Unfortunately, for serious hoarders, fixing the problem isn’t as easy as getting someone to come in and help them clear the clutter.

“A lot of the possessions actually are a bit of a defensive wall against people feeling threatened, people feeling they’re gonna be hurt, people feeling not secure so they build a wall around it, and so, you can’t throw these away because then the person is left with nothing in terms of feeling secure and feeling safe in the world.”

Developing a new kind of relationship with possessions rather than using your belongings as a defence wall can be an effective treatment. It’s also about giving people other outlets for the things that are important to them and the values that they really want to live their lives by.

“Giving people other options like hobbies, getting people better connected to others, because in many instances, people who have hoarding problems have been traumatised by others - they have been bullied as children or as adults. They feel disconnected so just helping people feel more connected to their community and to their friends is another fantastic component of the treatment.”

At the end of the day, whether you are a clutterer or serial hoarder, the expert advice is to get in early to avoid the space becoming so cluttered that it gets difficult to sort through.

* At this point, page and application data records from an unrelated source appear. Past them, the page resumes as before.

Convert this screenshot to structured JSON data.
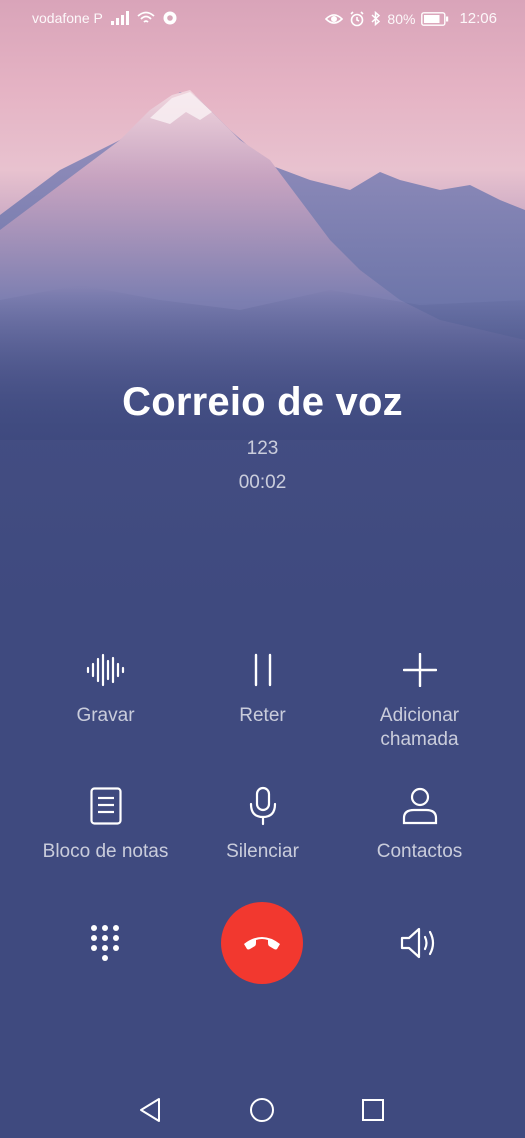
{
  "status_bar": {
    "carrier": "vodafone P",
    "battery_percent": "80%",
    "time": "12:06",
    "icons": [
      "signal-icon",
      "wifi-icon",
      "chrome-icon",
      "eye-icon",
      "alarm-icon",
      "bluetooth-icon",
      "battery-icon"
    ]
  },
  "call": {
    "name": "Correio de voz",
    "number": "123",
    "duration": "00:02"
  },
  "actions": {
    "record": {
      "label": "Gravar",
      "icon": "waveform-icon"
    },
    "hold": {
      "label": "Reter",
      "icon": "pause-icon"
    },
    "add_call": {
      "label_line1": "Adicionar",
      "label_line2": "chamada",
      "icon": "plus-icon"
    },
    "notepad": {
      "label": "Bloco de notas",
      "icon": "notes-icon"
    },
    "mute": {
      "label": "Silenciar",
      "icon": "microphone-icon"
    },
    "contacts": {
      "label": "Contactos",
      "icon": "person-icon"
    }
  },
  "controls": {
    "dialpad_icon": "dialpad-icon",
    "end_call_icon": "phone-hangup-icon",
    "end_call_color": "#f2382f",
    "speaker_icon": "speaker-icon"
  },
  "navigation": {
    "back_icon": "back-triangle-icon",
    "home_icon": "home-circle-icon",
    "recent_icon": "recent-square-icon"
  },
  "colors": {
    "background": "#3f4a7f",
    "sky_pink": "#e5b3c4",
    "text_secondary": "rgba(255,255,255,0.72)"
  }
}
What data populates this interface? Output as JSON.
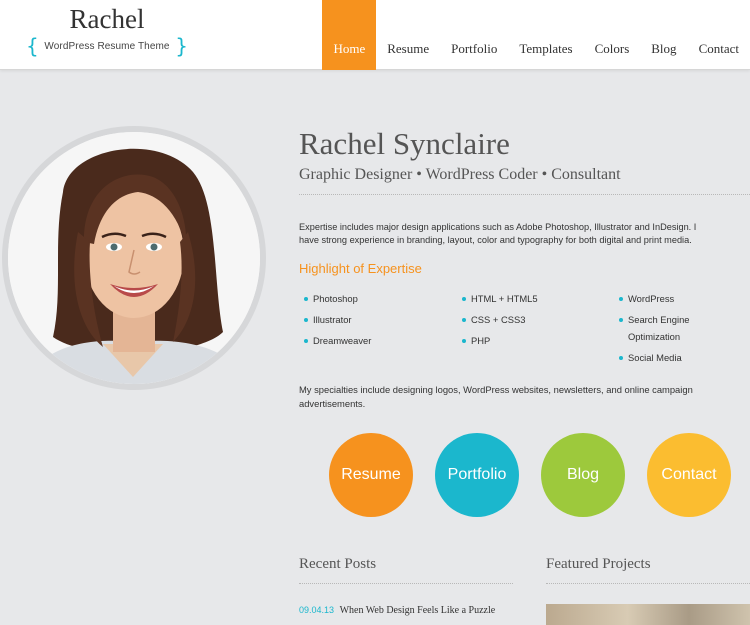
{
  "site": {
    "title": "Rachel",
    "tagline": "WordPress Resume Theme",
    "brace_left": "{",
    "brace_right": "}"
  },
  "nav": {
    "items": [
      {
        "label": "Home",
        "active": true
      },
      {
        "label": "Resume"
      },
      {
        "label": "Portfolio"
      },
      {
        "label": "Templates"
      },
      {
        "label": "Colors"
      },
      {
        "label": "Blog"
      },
      {
        "label": "Contact"
      }
    ]
  },
  "profile": {
    "name": "Rachel Synclaire",
    "subtitle": "Graphic Designer • WordPress Coder • Consultant",
    "intro_line1": "Expertise includes major design applications such as Adobe Photoshop, Illustrator and InDesign. I",
    "intro_line2": "have strong experience in branding, layout, color and typography for both digital and print media."
  },
  "highlights": {
    "title": "Highlight of Expertise",
    "col1": [
      "Photoshop",
      "Illustrator",
      "Dreamweaver"
    ],
    "col2": [
      "HTML + HTML5",
      "CSS + CSS3",
      "PHP"
    ],
    "col3": [
      "WordPress",
      "Search Engine Optimization",
      "Social Media"
    ]
  },
  "specialties": "My specialties include designing logos, WordPress websites, newsletters, and online campaign advertisements.",
  "circles": [
    {
      "label": "Resume",
      "color": "#f6921e"
    },
    {
      "label": "Portfolio",
      "color": "#1bb7cd"
    },
    {
      "label": "Blog",
      "color": "#9dc93c"
    },
    {
      "label": "Contact",
      "color": "#fbbd30"
    }
  ],
  "recent_posts": {
    "title": "Recent Posts",
    "items": [
      {
        "date": "09.04.13",
        "title": "When Web Design Feels Like a Puzzle"
      }
    ]
  },
  "featured_projects": {
    "title": "Featured Projects"
  },
  "colors": {
    "accent_orange": "#f6921e",
    "accent_cyan": "#1bb7cd",
    "background": "#e7e8ea"
  }
}
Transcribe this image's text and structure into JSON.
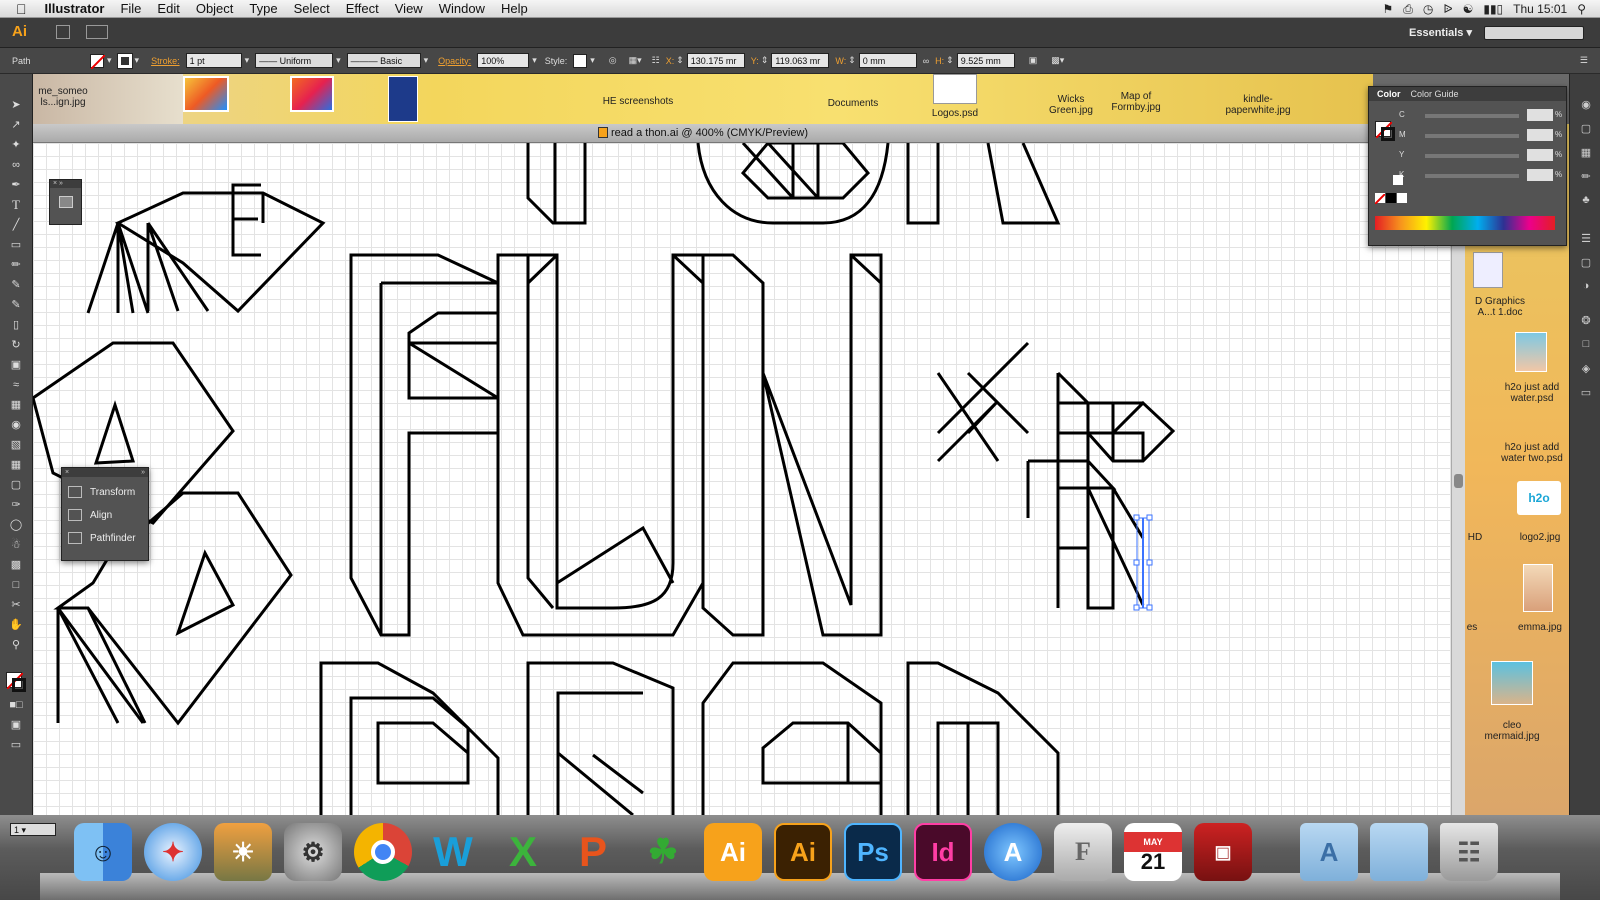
{
  "menubar": {
    "app_name": "Illustrator",
    "items": [
      "File",
      "Edit",
      "Object",
      "Type",
      "Select",
      "Effect",
      "View",
      "Window",
      "Help"
    ],
    "clock": "Thu 15:01"
  },
  "appbar": {
    "logo": "Ai",
    "workspace": "Essentials"
  },
  "control_bar": {
    "selection_type": "Path",
    "stroke_label": "Stroke:",
    "stroke_value": "1 pt",
    "profile": "Uniform",
    "brush": "Basic",
    "opacity_label": "Opacity:",
    "opacity_value": "100%",
    "style_label": "Style:",
    "x_label": "X:",
    "x_value": "130.175 mr",
    "y_label": "Y:",
    "y_value": "119.063 mr",
    "w_label": "W:",
    "w_value": "0 mm",
    "h_label": "H:",
    "h_value": "9.525 mm"
  },
  "desktop_strip": {
    "items": [
      "me_someo ls...ign.jpg",
      "HE screenshots",
      "Documents",
      "Logos.psd",
      "Wicks Green.jpg",
      "Map of Formby.jpg",
      "kindle-paperwhite.jpg"
    ]
  },
  "document": {
    "tab_title": "read a thon.ai @ 400% (CMYK/Preview)",
    "zoom": "1"
  },
  "artwork": {
    "fun_text": "FUN",
    "letter_e": "E"
  },
  "color_panel": {
    "tabs": [
      "Color",
      "Color Guide"
    ],
    "channels": [
      "C",
      "M",
      "Y",
      "K"
    ],
    "unit": "%"
  },
  "mini_panel": {
    "items": [
      "Transform",
      "Align",
      "Pathfinder"
    ]
  },
  "right_desktop": {
    "items": [
      "D Graphics A...t 1.doc",
      "h2o just add water.psd",
      "h2o just add water two.psd",
      "HD",
      "logo2.jpg",
      "es",
      "emma.jpg",
      "cleo mermaid.jpg"
    ]
  },
  "dock": {
    "apps": [
      "Finder",
      "Safari",
      "iPhoto",
      "System Preferences",
      "Chrome",
      "Word",
      "Excel",
      "PowerPoint",
      "Frogger",
      "Illustrator",
      "Illustrator CS6",
      "Photoshop",
      "InDesign",
      "App Store",
      "Font Book",
      "Calendar",
      "Photo Booth",
      "Applications",
      "Documents",
      "Trash"
    ],
    "calendar_month": "MAY",
    "calendar_day": "21"
  },
  "colors": {
    "accent": "#f7a21b",
    "panel_bg": "#535353"
  }
}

“Get in early when you are sorting through things. Make sure you make quick decisions. If you do throw something out that you feel you needed, it’s always replaceable when it comes to throwing things away that have a lot of good memories for you, don't worry about it, the memories are in your mind. You can always imagine those things and bring back the good memories.”